TASK ITEM:
Bring together all lines from the listing below that contain the string "background".

SOURCE DATA:
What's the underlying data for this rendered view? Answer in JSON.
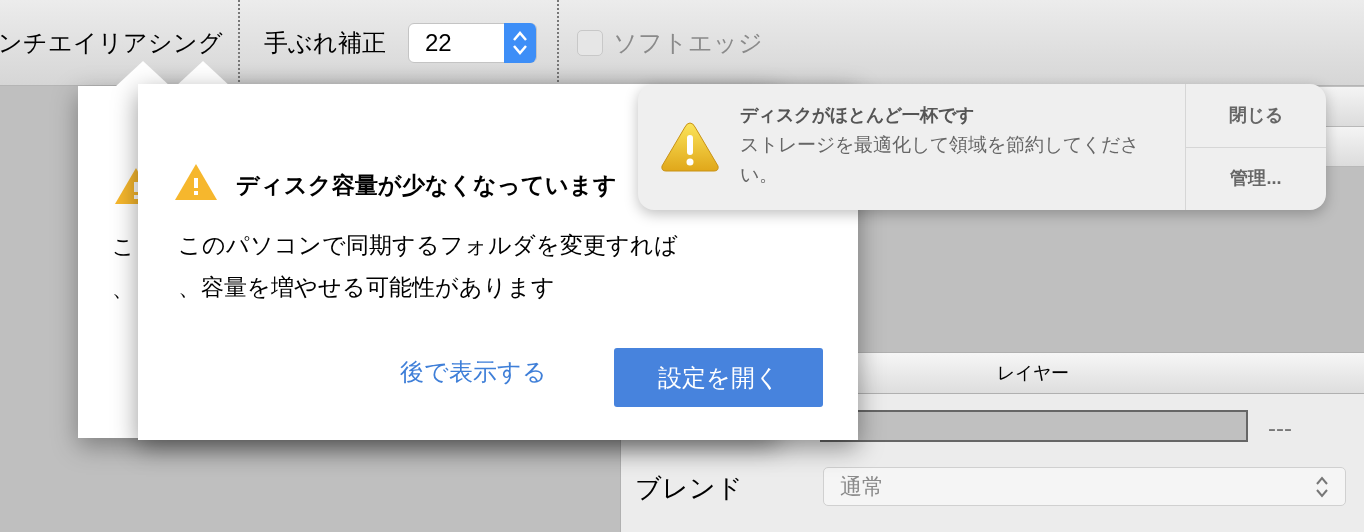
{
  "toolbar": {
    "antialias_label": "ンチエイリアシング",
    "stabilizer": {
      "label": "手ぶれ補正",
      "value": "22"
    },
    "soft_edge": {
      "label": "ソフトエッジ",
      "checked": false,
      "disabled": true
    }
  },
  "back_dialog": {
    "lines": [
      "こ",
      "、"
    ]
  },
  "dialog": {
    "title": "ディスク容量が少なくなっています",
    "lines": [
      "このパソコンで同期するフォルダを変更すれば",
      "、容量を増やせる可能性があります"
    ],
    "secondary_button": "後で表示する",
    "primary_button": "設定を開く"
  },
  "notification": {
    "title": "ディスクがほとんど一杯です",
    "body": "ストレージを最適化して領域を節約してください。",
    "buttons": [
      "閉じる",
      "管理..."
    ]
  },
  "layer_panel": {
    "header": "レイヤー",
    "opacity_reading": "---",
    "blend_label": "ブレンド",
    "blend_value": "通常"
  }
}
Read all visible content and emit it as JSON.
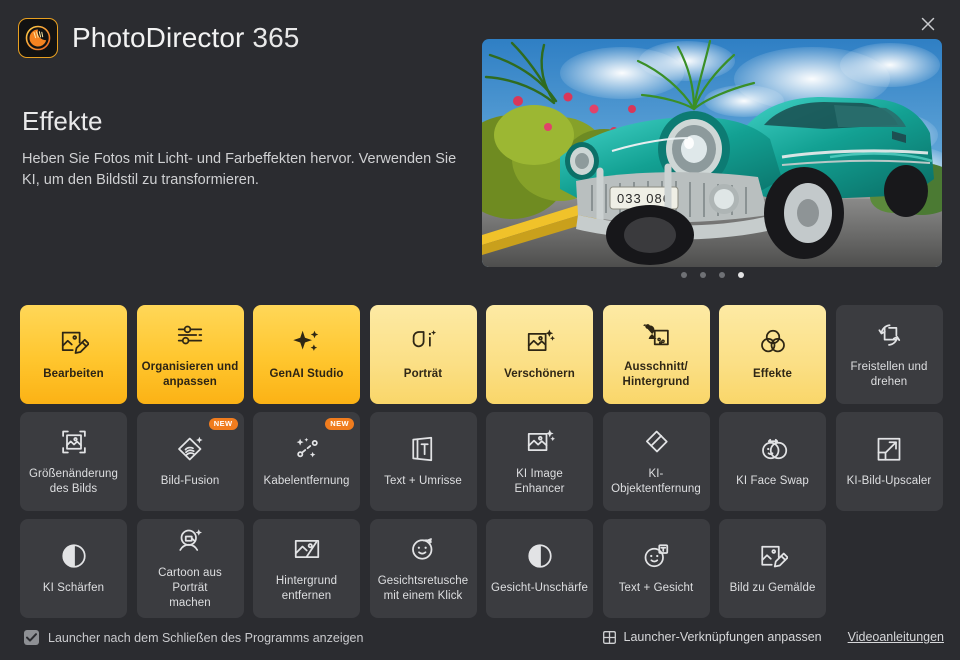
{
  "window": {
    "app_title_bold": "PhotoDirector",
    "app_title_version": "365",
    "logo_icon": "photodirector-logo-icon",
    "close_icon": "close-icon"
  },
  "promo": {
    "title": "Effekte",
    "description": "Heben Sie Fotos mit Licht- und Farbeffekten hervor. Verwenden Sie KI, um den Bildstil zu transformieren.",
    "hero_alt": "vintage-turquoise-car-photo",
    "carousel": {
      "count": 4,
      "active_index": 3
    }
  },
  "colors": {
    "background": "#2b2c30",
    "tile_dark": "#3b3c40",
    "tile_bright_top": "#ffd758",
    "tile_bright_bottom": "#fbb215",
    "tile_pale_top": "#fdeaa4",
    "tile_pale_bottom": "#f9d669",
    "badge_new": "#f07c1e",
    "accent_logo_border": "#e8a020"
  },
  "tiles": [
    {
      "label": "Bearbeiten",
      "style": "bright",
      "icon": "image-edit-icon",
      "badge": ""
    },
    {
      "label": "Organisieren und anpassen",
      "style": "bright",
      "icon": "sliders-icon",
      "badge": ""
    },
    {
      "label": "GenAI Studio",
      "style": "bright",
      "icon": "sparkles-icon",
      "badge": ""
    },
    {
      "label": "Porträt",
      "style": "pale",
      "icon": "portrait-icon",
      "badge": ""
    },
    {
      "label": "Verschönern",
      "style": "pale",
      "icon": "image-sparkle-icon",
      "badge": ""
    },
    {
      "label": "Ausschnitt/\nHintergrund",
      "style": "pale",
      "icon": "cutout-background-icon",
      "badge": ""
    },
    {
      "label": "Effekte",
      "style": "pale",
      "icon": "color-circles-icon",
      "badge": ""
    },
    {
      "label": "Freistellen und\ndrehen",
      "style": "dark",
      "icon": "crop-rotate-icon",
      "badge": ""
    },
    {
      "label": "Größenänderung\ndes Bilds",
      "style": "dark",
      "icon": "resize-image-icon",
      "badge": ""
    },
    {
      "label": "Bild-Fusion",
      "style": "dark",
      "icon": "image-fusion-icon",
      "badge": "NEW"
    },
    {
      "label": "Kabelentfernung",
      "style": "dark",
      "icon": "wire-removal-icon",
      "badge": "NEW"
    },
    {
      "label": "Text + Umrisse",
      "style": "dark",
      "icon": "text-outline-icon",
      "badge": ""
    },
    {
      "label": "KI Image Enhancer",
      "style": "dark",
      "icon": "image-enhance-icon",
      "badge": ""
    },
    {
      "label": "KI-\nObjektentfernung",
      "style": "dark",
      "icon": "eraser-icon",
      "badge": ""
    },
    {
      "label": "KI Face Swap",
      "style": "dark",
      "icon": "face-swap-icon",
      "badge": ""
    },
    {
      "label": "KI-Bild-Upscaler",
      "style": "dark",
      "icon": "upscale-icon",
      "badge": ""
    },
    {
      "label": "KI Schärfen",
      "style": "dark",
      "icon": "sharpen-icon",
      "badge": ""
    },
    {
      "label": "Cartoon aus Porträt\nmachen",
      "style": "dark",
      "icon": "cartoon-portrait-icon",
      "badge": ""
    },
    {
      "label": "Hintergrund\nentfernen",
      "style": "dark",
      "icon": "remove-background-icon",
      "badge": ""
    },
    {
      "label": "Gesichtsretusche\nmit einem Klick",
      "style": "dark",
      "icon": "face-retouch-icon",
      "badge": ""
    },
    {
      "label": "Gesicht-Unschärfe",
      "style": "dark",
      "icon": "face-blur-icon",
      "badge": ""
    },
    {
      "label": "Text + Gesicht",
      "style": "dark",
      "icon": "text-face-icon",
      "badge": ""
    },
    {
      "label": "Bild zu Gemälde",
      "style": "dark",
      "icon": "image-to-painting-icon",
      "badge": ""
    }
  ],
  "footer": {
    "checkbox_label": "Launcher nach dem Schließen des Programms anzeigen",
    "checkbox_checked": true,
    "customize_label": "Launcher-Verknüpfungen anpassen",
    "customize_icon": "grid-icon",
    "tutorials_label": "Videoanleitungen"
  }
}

COMPLETED EXERCISE:
    "background": "#2b2c30",
      "icon": "cutout-background-icon",
      "icon": "remove-background-icon",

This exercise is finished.